About this task – Every entry below needs to be repeated exactly as written.

Materials provided –

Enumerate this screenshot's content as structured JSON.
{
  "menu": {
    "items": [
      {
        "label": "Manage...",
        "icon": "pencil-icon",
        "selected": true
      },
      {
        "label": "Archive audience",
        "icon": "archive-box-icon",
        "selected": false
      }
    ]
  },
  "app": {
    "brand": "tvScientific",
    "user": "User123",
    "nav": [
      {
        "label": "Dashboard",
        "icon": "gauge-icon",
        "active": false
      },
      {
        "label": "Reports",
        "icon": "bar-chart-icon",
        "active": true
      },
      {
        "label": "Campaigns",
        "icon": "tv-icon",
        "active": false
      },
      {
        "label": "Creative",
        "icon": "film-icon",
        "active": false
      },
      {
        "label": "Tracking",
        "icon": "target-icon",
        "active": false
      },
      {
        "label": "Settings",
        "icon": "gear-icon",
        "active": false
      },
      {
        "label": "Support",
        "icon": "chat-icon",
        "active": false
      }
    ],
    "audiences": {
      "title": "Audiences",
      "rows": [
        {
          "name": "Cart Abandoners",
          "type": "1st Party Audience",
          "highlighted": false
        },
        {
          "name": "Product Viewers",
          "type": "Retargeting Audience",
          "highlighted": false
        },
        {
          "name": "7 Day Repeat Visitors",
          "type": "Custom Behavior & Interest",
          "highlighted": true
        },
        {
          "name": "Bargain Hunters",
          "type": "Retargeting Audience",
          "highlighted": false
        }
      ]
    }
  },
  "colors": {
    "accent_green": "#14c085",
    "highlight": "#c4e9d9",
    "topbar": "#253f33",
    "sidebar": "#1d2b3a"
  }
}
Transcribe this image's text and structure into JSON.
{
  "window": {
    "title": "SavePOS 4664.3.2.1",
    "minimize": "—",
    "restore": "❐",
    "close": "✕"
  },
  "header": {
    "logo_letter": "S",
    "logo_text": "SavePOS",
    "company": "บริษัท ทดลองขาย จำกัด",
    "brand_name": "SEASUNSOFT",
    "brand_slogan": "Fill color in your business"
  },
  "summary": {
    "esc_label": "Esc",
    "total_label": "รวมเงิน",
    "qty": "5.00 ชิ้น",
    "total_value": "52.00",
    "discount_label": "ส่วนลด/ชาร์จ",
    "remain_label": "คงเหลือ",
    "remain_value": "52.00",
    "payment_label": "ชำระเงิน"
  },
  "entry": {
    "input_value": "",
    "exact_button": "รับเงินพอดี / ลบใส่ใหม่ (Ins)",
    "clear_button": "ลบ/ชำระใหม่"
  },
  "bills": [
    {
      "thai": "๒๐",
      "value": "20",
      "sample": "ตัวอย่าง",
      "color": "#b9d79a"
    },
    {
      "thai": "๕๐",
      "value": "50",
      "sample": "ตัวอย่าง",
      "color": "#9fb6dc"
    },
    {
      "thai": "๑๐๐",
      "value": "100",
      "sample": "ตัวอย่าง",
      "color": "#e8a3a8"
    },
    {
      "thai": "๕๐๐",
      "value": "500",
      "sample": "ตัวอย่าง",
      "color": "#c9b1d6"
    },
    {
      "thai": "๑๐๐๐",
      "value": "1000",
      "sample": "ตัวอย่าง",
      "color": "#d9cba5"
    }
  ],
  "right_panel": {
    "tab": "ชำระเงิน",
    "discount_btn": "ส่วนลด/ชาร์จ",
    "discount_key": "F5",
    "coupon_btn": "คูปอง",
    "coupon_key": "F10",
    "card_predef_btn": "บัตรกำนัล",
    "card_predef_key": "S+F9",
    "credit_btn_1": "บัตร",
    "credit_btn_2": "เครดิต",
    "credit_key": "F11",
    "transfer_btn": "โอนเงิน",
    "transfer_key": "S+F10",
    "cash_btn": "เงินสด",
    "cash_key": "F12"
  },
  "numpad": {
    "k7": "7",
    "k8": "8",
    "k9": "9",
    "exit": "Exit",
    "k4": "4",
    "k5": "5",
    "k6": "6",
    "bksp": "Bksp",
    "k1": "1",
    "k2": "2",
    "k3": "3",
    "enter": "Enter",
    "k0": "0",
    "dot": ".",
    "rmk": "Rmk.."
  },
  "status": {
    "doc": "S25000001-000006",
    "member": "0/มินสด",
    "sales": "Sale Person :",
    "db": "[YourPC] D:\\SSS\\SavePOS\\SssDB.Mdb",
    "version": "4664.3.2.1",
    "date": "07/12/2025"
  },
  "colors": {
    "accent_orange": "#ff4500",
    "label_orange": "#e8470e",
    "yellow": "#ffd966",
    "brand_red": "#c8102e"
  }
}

Result –
Enumerate this screenshot's content as structured JSON.
{
  "menu": {
    "items": [
      {
        "label": "Manage...",
        "icon": "pencil-icon",
        "selected": true
      },
      {
        "label": "Archive audience",
        "icon": "archive-box-icon",
        "selected": false
      }
    ]
  },
  "app": {
    "brand": "tvScientific",
    "user": "User123",
    "nav": [
      {
        "label": "Dashboard",
        "icon": "gauge-icon",
        "active": false
      },
      {
        "label": "Reports",
        "icon": "bar-chart-icon",
        "active": true
      },
      {
        "label": "Campaigns",
        "icon": "tv-icon",
        "active": false
      },
      {
        "label": "Creative",
        "icon": "film-icon",
        "active": false
      },
      {
        "label": "Tracking",
        "icon": "target-icon",
        "active": false
      },
      {
        "label": "Settings",
        "icon": "gear-icon",
        "active": false
      },
      {
        "label": "Support",
        "icon": "chat-icon",
        "active": false
      }
    ],
    "audiences": {
      "title": "Audiences",
      "rows": [
        {
          "name": "Cart Abandoners",
          "type": "1st Party Audience",
          "highlighted": false
        },
        {
          "name": "Product Viewers",
          "type": "Retargeting Audience",
          "highlighted": false
        },
        {
          "name": "7 Day Repeat Visitors",
          "type": "Custom Behavior & Interest",
          "highlighted": true
        },
        {
          "name": "Bargain Hunters",
          "type": "Retargeting Audience",
          "highlighted": false
        }
      ]
    }
  },
  "colors": {
    "accent_green": "#14c085",
    "highlight": "#c4e9d9",
    "topbar": "#253f33",
    "sidebar": "#1d2b3a"
  }
}
Transcribe this image's text and structure into JSON.
{
  "window": {
    "title": "SavePOS 4664.3.2.1",
    "minimize": "—",
    "restore": "❐",
    "close": "✕"
  },
  "header": {
    "logo_letter": "S",
    "logo_text": "SavePOS",
    "company": "บริษัท ทดลองขาย จำกัด",
    "brand_name": "SEASUNSOFT",
    "brand_slogan": "Fill color in your business"
  },
  "summary": {
    "esc_label": "Esc",
    "total_label": "รวมเงิน",
    "qty": "5.00 ชิ้น",
    "total_value": "52.00",
    "discount_label": "ส่วนลด/ชาร์จ",
    "remain_label": "คงเหลือ",
    "remain_value": "52.00",
    "payment_label": "ชำระเงิน"
  },
  "entry": {
    "input_value": "",
    "exact_button": "รับเงินพอดี / ลบใส่ใหม่ (Ins)",
    "clear_button": "ลบ/ชำระใหม่"
  },
  "bills": [
    {
      "thai": "๒๐",
      "value": "20",
      "sample": "ตัวอย่าง",
      "color": "#b9d79a"
    },
    {
      "thai": "๕๐",
      "value": "50",
      "sample": "ตัวอย่าง",
      "color": "#9fb6dc"
    },
    {
      "thai": "๑๐๐",
      "value": "100",
      "sample": "ตัวอย่าง",
      "color": "#e8a3a8"
    },
    {
      "thai": "๕๐๐",
      "value": "500",
      "sample": "ตัวอย่าง",
      "color": "#c9b1d6"
    },
    {
      "thai": "๑๐๐๐",
      "value": "1000",
      "sample": "ตัวอย่าง",
      "color": "#d9cba5"
    }
  ],
  "right_panel": {
    "tab": "ชำระเงิน",
    "discount_btn": "ส่วนลด/ชาร์จ",
    "discount_key": "F5",
    "coupon_btn": "คูปอง",
    "coupon_key": "F10",
    "card_predef_btn": "บัตรกำนัล",
    "card_predef_key": "S+F9",
    "credit_btn_1": "บัตร",
    "credit_btn_2": "เครดิต",
    "credit_key": "F11",
    "transfer_btn": "โอนเงิน",
    "transfer_key": "S+F10",
    "cash_btn": "เงินสด",
    "cash_key": "F12"
  },
  "numpad": {
    "k7": "7",
    "k8": "8",
    "k9": "9",
    "exit": "Exit",
    "k4": "4",
    "k5": "5",
    "k6": "6",
    "bksp": "Bksp",
    "k1": "1",
    "k2": "2",
    "k3": "3",
    "enter": "Enter",
    "k0": "0",
    "dot": ".",
    "rmk": "Rmk.."
  },
  "status": {
    "doc": "S25000001-000006",
    "member": "0/มินสด",
    "sales": "Sale Person :",
    "db": "[YourPC] D:\\SSS\\SavePOS\\SssDB.Mdb",
    "version": "4664.3.2.1",
    "date": "07/12/2025"
  },
  "colors": {
    "accent_orange": "#ff4500",
    "label_orange": "#e8470e",
    "yellow": "#ffd966",
    "brand_red": "#c8102e"
  }
}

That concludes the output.